> _TASK DESCRIPTION_: Whenever a line in this data holds the word "JSON", report that line in full.

Items from a data source
▼▼▼
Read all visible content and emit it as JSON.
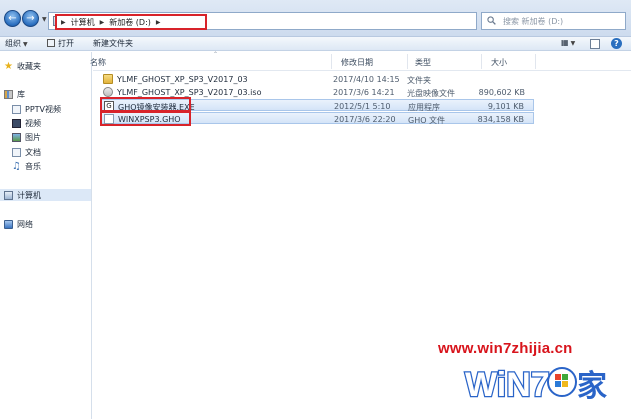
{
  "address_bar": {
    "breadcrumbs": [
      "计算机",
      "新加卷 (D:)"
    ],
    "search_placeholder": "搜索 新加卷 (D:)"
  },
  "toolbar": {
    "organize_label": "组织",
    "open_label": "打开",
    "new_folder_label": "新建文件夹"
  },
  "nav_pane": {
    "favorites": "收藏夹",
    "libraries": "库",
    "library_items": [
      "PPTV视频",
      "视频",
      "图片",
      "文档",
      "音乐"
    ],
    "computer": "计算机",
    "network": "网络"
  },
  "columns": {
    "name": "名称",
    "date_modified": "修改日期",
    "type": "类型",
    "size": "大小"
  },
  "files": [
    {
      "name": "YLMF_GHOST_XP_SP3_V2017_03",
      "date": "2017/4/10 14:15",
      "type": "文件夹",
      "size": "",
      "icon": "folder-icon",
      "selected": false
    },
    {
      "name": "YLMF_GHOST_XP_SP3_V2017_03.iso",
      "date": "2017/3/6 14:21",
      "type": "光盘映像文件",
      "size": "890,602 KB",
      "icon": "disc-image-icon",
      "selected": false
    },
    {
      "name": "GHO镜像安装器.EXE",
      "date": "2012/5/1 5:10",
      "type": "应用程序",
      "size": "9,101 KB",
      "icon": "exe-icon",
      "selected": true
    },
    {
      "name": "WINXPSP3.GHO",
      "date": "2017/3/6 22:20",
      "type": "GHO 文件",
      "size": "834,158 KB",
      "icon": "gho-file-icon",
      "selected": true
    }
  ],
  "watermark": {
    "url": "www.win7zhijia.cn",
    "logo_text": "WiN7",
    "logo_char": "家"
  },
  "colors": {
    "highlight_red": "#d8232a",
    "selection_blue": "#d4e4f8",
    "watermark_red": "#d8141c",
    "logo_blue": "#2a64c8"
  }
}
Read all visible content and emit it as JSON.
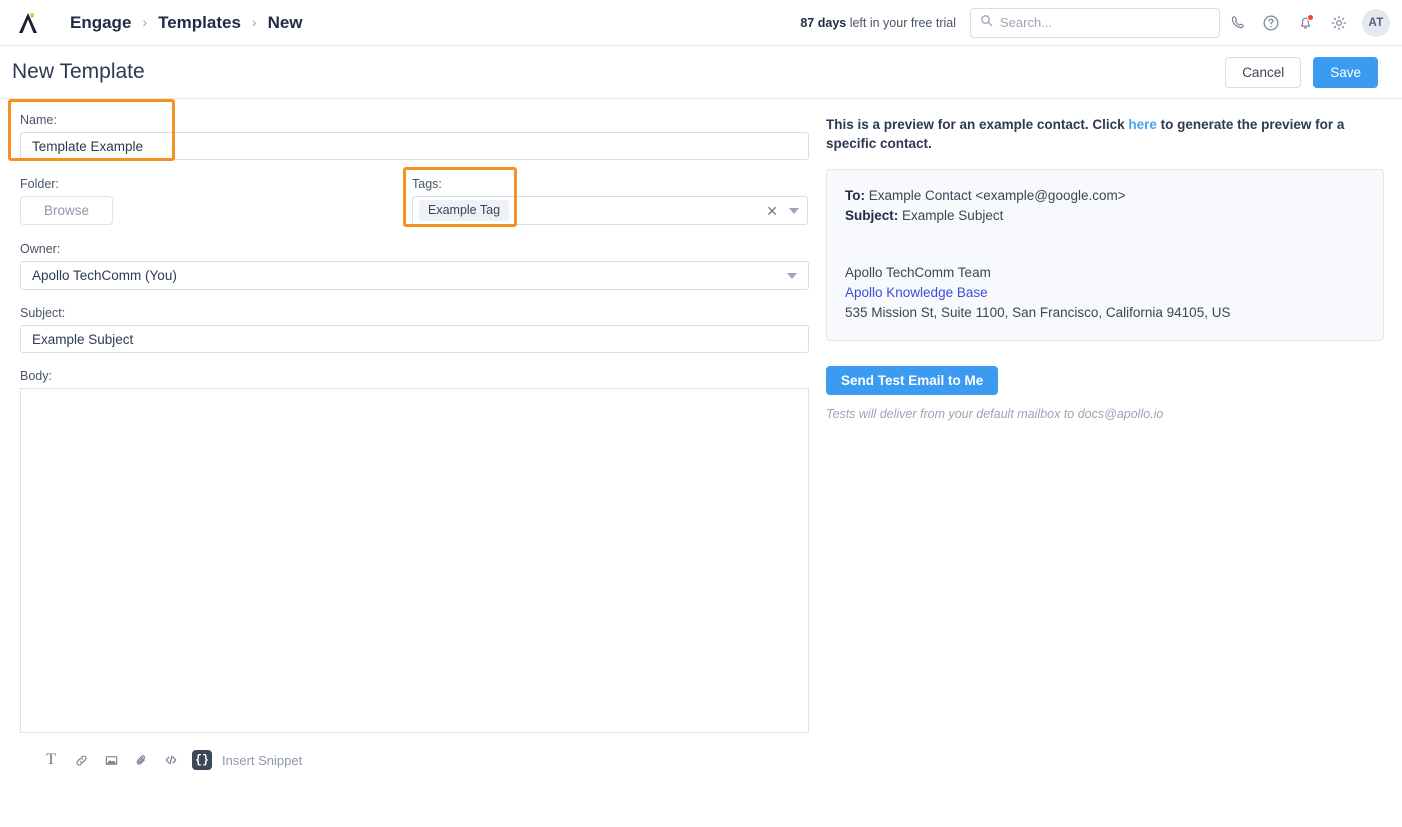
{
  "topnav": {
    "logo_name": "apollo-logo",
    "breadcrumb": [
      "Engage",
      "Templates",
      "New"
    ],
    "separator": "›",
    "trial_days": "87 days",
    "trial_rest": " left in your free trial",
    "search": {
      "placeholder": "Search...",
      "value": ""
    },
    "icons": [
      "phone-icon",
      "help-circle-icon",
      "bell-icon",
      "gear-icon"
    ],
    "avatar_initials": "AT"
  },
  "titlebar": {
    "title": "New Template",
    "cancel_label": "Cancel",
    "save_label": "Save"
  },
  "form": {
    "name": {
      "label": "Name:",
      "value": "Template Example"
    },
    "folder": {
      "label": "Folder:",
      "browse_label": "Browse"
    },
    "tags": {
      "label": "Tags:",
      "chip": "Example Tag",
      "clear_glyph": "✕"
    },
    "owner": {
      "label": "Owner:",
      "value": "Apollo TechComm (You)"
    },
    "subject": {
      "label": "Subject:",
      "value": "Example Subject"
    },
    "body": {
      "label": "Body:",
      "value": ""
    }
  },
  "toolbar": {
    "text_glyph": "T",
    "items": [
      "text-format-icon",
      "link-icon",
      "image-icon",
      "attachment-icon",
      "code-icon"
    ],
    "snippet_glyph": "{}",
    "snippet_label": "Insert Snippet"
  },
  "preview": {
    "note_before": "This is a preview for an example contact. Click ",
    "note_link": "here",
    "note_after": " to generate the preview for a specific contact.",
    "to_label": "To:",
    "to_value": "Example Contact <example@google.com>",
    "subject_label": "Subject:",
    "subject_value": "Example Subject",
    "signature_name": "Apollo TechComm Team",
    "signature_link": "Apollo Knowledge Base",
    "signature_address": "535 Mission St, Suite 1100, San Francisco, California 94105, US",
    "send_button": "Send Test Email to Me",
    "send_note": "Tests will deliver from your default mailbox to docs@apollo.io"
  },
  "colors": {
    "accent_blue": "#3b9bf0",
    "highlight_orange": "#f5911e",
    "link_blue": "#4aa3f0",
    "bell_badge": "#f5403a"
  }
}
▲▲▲
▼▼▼
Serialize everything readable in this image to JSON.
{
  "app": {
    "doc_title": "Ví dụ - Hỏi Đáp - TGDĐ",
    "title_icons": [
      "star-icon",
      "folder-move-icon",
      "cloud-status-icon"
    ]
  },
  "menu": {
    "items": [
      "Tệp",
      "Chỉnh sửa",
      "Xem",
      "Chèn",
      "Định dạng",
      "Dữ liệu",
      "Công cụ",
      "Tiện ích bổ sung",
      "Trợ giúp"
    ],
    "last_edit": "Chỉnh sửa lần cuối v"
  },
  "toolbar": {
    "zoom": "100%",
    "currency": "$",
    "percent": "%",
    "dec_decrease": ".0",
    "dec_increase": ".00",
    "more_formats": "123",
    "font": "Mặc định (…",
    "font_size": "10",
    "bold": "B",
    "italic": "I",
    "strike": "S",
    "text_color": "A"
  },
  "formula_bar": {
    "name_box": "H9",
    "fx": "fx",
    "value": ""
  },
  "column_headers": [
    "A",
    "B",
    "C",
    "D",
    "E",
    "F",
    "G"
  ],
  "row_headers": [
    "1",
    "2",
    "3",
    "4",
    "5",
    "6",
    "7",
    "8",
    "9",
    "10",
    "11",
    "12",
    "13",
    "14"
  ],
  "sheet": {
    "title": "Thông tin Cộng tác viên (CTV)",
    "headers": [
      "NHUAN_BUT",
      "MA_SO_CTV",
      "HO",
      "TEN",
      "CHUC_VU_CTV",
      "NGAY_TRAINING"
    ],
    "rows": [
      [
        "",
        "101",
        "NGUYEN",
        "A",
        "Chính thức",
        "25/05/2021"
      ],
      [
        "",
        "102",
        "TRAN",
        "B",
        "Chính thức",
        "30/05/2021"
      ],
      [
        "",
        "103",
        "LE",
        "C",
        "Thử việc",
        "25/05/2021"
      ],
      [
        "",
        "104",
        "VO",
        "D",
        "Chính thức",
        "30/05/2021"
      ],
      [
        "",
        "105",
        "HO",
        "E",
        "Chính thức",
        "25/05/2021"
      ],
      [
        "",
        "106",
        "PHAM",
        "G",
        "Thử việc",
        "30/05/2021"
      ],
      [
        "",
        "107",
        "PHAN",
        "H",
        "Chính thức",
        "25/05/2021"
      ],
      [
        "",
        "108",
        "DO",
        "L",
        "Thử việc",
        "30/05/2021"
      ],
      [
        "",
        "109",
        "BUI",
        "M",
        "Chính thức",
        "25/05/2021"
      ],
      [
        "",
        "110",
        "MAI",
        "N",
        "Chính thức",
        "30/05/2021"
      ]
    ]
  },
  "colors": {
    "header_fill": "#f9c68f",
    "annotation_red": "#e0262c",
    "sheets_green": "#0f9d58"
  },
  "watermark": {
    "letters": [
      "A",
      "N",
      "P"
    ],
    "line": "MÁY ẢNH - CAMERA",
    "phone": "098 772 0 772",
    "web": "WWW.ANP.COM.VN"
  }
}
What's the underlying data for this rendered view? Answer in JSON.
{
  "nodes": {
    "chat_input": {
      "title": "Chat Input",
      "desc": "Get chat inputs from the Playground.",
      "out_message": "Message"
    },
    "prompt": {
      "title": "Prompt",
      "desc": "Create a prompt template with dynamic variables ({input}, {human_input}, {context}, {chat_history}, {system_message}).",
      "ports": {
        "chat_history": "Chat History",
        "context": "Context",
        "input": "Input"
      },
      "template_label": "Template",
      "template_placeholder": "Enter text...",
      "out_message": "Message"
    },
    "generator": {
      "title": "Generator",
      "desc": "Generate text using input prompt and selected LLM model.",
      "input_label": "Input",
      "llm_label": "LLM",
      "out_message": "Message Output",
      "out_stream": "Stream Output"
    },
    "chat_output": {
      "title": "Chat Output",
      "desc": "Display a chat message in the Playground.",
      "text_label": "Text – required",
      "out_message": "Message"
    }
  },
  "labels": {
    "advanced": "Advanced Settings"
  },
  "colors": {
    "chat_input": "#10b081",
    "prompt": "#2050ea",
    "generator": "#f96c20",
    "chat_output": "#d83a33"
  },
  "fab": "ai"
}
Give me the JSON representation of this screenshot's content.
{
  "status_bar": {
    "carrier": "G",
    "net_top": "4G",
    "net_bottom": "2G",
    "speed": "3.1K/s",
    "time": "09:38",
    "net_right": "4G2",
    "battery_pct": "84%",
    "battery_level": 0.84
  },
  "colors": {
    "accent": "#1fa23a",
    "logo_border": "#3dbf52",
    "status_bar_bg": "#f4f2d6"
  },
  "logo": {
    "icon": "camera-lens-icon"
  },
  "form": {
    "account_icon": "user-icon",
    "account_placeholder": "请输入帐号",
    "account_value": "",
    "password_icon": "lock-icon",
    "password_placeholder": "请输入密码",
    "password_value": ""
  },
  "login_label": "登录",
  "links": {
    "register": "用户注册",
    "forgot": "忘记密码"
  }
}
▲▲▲
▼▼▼
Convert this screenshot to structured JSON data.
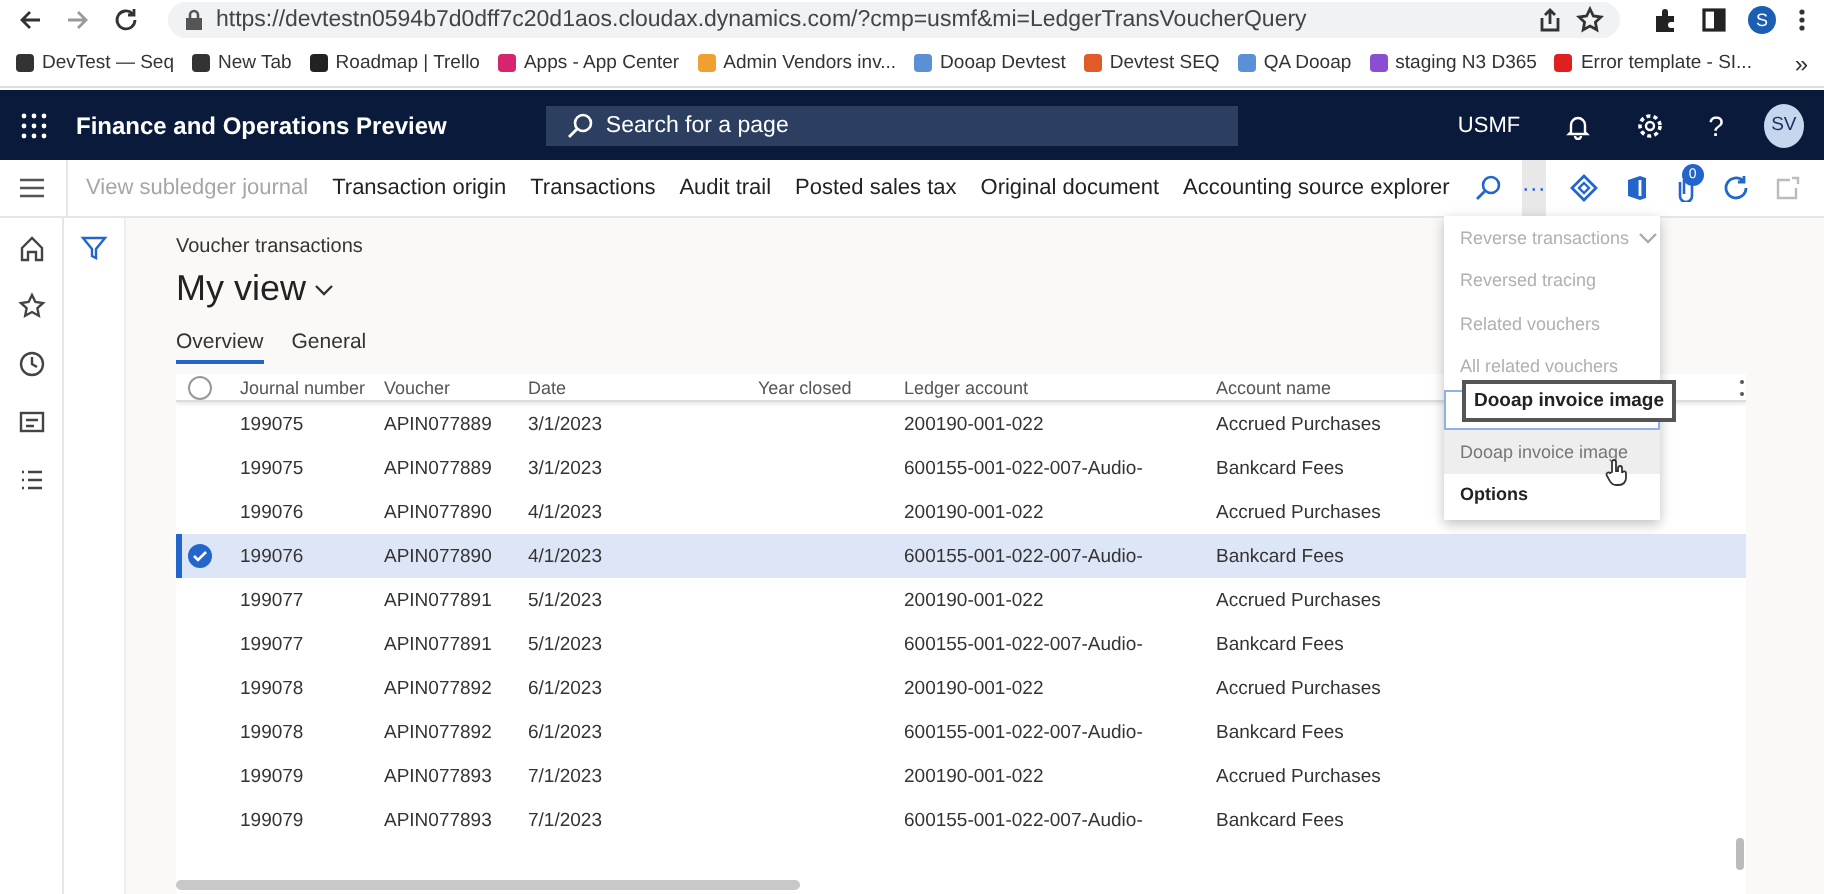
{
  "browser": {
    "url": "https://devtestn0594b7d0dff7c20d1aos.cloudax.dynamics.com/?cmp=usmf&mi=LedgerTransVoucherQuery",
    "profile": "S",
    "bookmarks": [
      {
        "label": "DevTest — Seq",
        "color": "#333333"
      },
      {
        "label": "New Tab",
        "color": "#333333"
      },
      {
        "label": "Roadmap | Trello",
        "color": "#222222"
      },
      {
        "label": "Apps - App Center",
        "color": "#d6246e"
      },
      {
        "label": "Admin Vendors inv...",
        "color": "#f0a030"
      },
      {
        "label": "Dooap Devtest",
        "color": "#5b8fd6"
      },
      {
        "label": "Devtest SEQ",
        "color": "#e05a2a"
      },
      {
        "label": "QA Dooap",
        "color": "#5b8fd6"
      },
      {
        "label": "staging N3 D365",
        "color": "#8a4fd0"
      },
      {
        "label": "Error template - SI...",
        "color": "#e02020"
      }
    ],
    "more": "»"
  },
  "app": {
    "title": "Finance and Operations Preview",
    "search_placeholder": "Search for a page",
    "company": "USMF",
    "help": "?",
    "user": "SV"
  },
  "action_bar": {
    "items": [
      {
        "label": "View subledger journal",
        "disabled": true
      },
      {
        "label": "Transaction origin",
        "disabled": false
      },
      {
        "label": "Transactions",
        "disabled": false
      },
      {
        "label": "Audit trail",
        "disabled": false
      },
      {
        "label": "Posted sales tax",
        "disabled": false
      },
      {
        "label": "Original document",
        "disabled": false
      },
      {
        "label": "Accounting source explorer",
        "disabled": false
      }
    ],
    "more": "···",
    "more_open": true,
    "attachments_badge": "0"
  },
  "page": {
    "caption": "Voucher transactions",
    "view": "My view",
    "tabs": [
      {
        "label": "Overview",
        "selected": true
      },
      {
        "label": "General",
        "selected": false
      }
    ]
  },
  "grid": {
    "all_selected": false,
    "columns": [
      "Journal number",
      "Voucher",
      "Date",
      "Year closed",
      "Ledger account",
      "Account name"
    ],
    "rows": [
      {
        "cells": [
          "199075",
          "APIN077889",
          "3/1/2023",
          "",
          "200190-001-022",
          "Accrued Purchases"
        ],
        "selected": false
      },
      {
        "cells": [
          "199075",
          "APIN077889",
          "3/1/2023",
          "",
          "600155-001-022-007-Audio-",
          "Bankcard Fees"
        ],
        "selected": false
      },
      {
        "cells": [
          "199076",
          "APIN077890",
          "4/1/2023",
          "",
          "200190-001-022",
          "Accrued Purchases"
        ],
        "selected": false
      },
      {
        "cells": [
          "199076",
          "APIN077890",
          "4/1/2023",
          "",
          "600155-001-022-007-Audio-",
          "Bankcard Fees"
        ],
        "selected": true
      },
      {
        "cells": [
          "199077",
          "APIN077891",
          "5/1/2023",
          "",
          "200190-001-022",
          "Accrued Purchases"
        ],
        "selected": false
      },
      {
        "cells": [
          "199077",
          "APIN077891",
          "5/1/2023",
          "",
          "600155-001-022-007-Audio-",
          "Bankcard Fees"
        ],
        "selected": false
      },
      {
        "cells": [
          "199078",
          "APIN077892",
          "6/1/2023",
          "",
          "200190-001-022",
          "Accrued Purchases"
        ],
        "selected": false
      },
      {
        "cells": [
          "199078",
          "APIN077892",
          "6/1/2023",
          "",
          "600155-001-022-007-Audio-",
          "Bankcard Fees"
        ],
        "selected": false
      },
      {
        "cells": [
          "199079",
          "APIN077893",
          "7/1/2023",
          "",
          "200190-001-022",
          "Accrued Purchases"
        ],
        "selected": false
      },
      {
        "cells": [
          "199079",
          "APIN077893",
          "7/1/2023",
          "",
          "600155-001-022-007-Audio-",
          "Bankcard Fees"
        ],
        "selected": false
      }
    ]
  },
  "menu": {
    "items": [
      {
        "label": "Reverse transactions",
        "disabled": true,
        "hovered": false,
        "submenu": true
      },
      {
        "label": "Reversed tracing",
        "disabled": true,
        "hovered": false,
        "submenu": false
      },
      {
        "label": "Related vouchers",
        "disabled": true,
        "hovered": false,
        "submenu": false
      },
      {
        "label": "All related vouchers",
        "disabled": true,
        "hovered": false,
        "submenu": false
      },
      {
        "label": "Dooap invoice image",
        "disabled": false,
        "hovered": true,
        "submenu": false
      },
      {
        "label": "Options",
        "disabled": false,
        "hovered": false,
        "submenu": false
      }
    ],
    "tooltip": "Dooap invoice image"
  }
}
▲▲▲
> _OUTPUT BELOW_:
Read all visible content and emit it as JSON.
Read all visible content and emit it as JSON.
Serialize everything readable in this image to JSON.
What's the underlying data for this rendered view? Answer in JSON.
Give me the JSON representation of this screenshot's content.
Convert this screenshot to structured JSON data.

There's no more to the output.